If anything, we’re the ones who’ve been the object of “blacklists.” The vast majority of our contributors are delightful people whom we’d love to meet in person. Thankfully, only a handful have ranged from insecure to delusional.
For example, not long ago we returned a submission that had so many errors in grammar and punctuation that it was nearly incomprehensible and, in any case, unreadable. And we pointed out examples. We received a hostile reply saying that the writer’s friends and teachers had read his work and liked it. That would be funny if it weren’t so sad: those friends and teachers must have written the guy off as a hopeless case and were trying to get rid of him. We don’t do that.
6. What one question on this topic do you wish I’d asked that I didn’t? And how would you answer it?
What tools are necessary to quality writing? Comprehensive dictionaries, thesauruses and style books — and not just what you can find online. And read. A lot.
[Managing Editor] When I was a student, I never seriously thought that a degree in language and literature would ever be of any practical use. Now I find it indispensable; I use it constantly, every day.
Can one become a writer without a degree in literature? Of course. By analogy, to be a skilled and creative carpenter, you don’t need a professional license, but you do need tools, experience, and good models. The same goes for writing. It’s as much craft as it is art.

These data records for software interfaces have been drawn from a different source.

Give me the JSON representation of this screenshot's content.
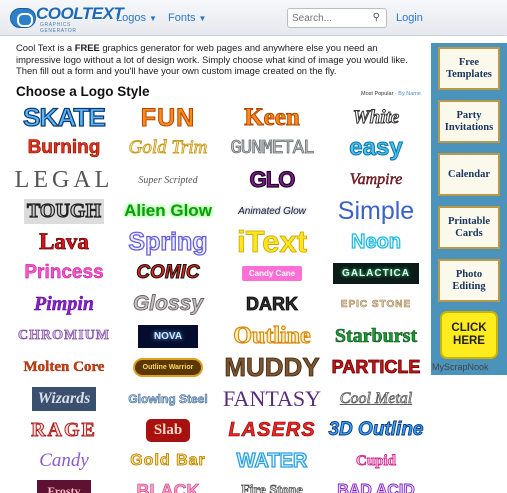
{
  "nav": {
    "logo_text": "COOLTEXT",
    "logo_subtext": "GRAPHICS GENERATOR",
    "logos_label": "Logos",
    "fonts_label": "Fonts",
    "search_placeholder": "Search...",
    "login_label": "Login"
  },
  "intro": {
    "part1": "Cool Text is a ",
    "free_word": "FREE",
    "part2": " graphics generator for web pages and anywhere else you need an impressive logo without a lot of design work.  Simply choose what kind of image you would like. Then fill out a form and you'll have your own custom image created on the fly."
  },
  "heading": "Choose a Logo Style",
  "sort": {
    "most_popular": "Most Popular",
    "separator": " - ",
    "by_name": "By Name"
  },
  "logo_styles": [
    [
      "SKATE",
      "FUN",
      "Keen",
      "White"
    ],
    [
      "Burning",
      "Gold Trim",
      "GUNMETAL",
      "easy"
    ],
    [
      "LEGAL",
      "Super Scripted",
      "GLO",
      "Vampire"
    ],
    [
      "TOUGH",
      "Alien Glow",
      "Animated Glow",
      "Simple"
    ],
    [
      "Lava",
      "Spring",
      "iText",
      "Neon"
    ],
    [
      "Princess",
      "COMIC",
      "Candy Cane",
      "GALACTICA"
    ],
    [
      "Pimpin",
      "Glossy",
      "DARK",
      "EPIC STONE"
    ],
    [
      "CHROMIUM",
      "NOVA",
      "Outline",
      "Starburst"
    ],
    [
      "Molten Core",
      "Outline Warrior",
      "MUDDY",
      "PARTICLE"
    ],
    [
      "Wizards",
      "Glowing Steel",
      "FANTASY",
      "Cool Metal"
    ],
    [
      "RAGE",
      "Slab",
      "LASERS",
      "3D Outline"
    ],
    [
      "Candy",
      "Gold Bar",
      "WATER",
      "Cupid"
    ],
    [
      "Frosty",
      "BLACK",
      "Fire Stone",
      "BAD ACID"
    ]
  ],
  "sidebar": {
    "items": [
      "Free Templates",
      "Party Invitations",
      "Calendar",
      "Printable Cards",
      "Photo Editing"
    ],
    "click_here": "CLICK HERE",
    "brand": "MyScrapNook"
  },
  "colors": {
    "nav_link": "#2a78c8",
    "sidebar_bg": "#4c93bb",
    "sidebar_border": "#b89a4a",
    "click_here_bg": "#ffec1f"
  },
  "icons": {
    "search": "magnifier-icon",
    "dropdown": "caret-down-icon"
  }
}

Copyright © 2009 by Bewildering Stories
Don Webb, managing editor